→ Data for review
********************
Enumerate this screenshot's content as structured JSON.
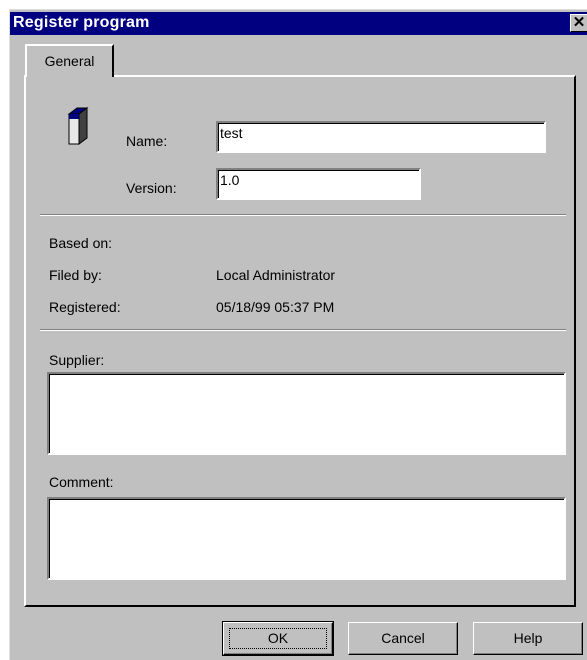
{
  "window": {
    "title": "Register program",
    "close_glyph": "✕"
  },
  "tabs": [
    {
      "label": "General"
    }
  ],
  "icon": {
    "name": "program-package-icon"
  },
  "fields": {
    "name_label": "Name:",
    "name_value": "test",
    "version_label": "Version:",
    "version_value": "1.0"
  },
  "info": {
    "based_on_label": "Based on:",
    "based_on_value": "",
    "filed_by_label": "Filed by:",
    "filed_by_value": "Local Administrator",
    "registered_label": "Registered:",
    "registered_value": "05/18/99 05:37 PM"
  },
  "supplier": {
    "label": "Supplier:",
    "value": ""
  },
  "comment": {
    "label": "Comment:",
    "value": ""
  },
  "buttons": {
    "ok": "OK",
    "cancel": "Cancel",
    "help": "Help"
  }
}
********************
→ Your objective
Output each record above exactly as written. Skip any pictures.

→ Solution to the exercise
Enumerate this screenshot's content as structured JSON.
{
  "window": {
    "title": "Register program",
    "close_glyph": "✕"
  },
  "tabs": [
    {
      "label": "General"
    }
  ],
  "icon": {
    "name": "program-package-icon"
  },
  "fields": {
    "name_label": "Name:",
    "name_value": "test",
    "version_label": "Version:",
    "version_value": "1.0"
  },
  "info": {
    "based_on_label": "Based on:",
    "based_on_value": "",
    "filed_by_label": "Filed by:",
    "filed_by_value": "Local Administrator",
    "registered_label": "Registered:",
    "registered_value": "05/18/99 05:37 PM"
  },
  "supplier": {
    "label": "Supplier:",
    "value": ""
  },
  "comment": {
    "label": "Comment:",
    "value": ""
  },
  "buttons": {
    "ok": "OK",
    "cancel": "Cancel",
    "help": "Help"
  }
}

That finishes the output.